Records contained in a dataset:
BEGIN

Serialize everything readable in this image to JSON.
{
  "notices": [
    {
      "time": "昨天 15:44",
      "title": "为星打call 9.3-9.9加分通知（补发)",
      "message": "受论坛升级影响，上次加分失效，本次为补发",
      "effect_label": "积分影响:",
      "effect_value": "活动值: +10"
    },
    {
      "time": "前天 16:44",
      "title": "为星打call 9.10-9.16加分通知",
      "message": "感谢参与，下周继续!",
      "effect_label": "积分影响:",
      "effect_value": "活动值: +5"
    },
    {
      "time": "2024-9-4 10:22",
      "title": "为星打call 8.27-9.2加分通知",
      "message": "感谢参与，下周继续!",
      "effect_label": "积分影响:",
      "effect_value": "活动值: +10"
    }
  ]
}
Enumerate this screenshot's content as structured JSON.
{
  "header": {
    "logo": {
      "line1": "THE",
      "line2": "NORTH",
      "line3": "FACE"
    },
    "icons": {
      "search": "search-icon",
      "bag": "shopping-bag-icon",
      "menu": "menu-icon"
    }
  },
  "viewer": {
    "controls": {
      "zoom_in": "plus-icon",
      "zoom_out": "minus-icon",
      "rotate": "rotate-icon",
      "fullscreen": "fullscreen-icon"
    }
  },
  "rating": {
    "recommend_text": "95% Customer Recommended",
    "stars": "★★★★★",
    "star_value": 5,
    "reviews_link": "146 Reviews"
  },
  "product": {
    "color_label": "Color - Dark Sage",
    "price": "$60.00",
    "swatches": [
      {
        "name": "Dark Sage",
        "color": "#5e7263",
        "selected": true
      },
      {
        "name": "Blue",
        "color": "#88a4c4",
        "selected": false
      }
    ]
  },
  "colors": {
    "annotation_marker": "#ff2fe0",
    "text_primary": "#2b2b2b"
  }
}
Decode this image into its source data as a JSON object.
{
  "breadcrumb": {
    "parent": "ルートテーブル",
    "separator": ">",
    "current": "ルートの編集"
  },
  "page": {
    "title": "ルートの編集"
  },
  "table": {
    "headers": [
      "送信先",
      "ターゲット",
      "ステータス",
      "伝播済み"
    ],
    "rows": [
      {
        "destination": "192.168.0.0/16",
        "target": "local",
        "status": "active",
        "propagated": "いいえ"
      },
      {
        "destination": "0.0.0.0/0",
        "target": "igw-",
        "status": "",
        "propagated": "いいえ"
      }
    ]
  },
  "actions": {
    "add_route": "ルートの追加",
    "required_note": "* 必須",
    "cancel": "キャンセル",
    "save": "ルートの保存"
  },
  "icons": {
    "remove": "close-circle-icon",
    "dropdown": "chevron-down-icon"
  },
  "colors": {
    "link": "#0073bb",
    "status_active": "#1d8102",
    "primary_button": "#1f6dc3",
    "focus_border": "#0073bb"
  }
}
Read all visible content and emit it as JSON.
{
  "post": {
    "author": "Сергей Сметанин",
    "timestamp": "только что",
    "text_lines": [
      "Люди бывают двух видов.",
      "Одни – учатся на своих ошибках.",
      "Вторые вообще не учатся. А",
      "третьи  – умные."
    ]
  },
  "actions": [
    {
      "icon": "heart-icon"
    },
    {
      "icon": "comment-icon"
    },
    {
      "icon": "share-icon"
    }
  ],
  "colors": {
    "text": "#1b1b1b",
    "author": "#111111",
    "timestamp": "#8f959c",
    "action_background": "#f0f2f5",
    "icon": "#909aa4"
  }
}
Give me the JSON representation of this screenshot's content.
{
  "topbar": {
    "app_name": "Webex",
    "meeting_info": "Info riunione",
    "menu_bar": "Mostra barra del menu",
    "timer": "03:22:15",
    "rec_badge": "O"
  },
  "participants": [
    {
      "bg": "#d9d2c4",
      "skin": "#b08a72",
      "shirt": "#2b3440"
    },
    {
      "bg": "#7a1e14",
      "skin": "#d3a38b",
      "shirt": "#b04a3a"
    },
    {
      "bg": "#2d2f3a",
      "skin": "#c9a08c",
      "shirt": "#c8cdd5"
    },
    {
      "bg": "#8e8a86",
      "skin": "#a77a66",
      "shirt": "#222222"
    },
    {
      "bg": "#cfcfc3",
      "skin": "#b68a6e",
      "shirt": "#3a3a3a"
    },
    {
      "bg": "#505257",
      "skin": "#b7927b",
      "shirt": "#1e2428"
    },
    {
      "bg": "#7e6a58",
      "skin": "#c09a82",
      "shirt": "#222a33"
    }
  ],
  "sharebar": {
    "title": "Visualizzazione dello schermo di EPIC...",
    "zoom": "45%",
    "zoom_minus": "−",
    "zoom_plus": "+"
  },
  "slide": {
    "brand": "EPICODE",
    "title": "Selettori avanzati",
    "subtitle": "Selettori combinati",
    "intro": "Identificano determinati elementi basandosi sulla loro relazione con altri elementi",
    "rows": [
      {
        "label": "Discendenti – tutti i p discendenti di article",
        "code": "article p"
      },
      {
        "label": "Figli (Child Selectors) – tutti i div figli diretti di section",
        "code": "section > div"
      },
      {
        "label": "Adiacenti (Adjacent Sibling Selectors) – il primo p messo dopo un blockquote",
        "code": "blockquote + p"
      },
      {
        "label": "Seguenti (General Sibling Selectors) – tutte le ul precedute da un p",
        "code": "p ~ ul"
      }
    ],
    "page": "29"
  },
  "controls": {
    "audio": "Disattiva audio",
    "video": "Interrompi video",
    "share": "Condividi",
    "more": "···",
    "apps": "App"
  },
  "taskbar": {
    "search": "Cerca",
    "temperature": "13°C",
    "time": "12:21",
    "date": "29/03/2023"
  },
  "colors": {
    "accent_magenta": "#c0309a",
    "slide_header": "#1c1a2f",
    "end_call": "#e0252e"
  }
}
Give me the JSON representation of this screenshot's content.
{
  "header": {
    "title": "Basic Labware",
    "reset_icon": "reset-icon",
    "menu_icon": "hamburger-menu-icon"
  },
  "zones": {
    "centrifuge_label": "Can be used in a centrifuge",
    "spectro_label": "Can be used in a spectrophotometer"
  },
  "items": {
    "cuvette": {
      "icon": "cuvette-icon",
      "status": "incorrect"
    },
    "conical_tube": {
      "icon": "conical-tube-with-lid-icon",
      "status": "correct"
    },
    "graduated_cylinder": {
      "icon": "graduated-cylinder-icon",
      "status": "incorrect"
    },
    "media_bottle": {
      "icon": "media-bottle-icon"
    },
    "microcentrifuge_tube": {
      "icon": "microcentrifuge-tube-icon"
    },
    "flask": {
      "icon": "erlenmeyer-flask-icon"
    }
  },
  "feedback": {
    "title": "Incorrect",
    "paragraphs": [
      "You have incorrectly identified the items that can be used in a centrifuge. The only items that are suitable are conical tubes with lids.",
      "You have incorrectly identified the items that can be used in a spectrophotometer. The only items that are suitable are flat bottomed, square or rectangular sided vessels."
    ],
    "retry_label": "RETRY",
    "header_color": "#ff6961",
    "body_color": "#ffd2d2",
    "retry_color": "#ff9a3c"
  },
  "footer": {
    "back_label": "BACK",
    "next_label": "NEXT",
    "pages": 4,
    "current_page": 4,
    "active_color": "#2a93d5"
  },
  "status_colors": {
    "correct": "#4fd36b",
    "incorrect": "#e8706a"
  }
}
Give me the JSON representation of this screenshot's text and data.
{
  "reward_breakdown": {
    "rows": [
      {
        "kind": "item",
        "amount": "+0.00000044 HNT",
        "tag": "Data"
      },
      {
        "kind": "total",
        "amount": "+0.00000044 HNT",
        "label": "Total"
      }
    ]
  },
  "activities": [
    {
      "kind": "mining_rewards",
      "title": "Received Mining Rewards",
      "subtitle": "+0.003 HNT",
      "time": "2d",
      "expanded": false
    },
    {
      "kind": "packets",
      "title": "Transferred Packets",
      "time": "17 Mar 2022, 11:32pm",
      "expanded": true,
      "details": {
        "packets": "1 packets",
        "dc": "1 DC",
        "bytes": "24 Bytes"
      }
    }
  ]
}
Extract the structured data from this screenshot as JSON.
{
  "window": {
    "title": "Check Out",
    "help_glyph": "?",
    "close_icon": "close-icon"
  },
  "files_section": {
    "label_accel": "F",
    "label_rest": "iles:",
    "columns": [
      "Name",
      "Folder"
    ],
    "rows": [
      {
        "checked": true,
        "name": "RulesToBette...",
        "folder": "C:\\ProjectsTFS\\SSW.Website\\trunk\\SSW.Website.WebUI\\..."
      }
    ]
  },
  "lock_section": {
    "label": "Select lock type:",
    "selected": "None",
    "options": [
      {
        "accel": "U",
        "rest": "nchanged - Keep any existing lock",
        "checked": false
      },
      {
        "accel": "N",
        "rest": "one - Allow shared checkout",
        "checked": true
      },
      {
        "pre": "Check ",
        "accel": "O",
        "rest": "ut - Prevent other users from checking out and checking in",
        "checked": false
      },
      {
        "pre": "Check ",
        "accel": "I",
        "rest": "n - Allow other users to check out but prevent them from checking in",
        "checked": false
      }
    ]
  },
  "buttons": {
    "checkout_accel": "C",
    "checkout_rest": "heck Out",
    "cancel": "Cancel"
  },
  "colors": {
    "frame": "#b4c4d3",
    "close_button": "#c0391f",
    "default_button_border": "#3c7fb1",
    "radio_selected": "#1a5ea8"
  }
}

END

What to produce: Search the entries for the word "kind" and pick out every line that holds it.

Response to the task:
        "kind": "item",
        "kind": "total",
      "kind": "mining_rewards",
      "kind": "packets",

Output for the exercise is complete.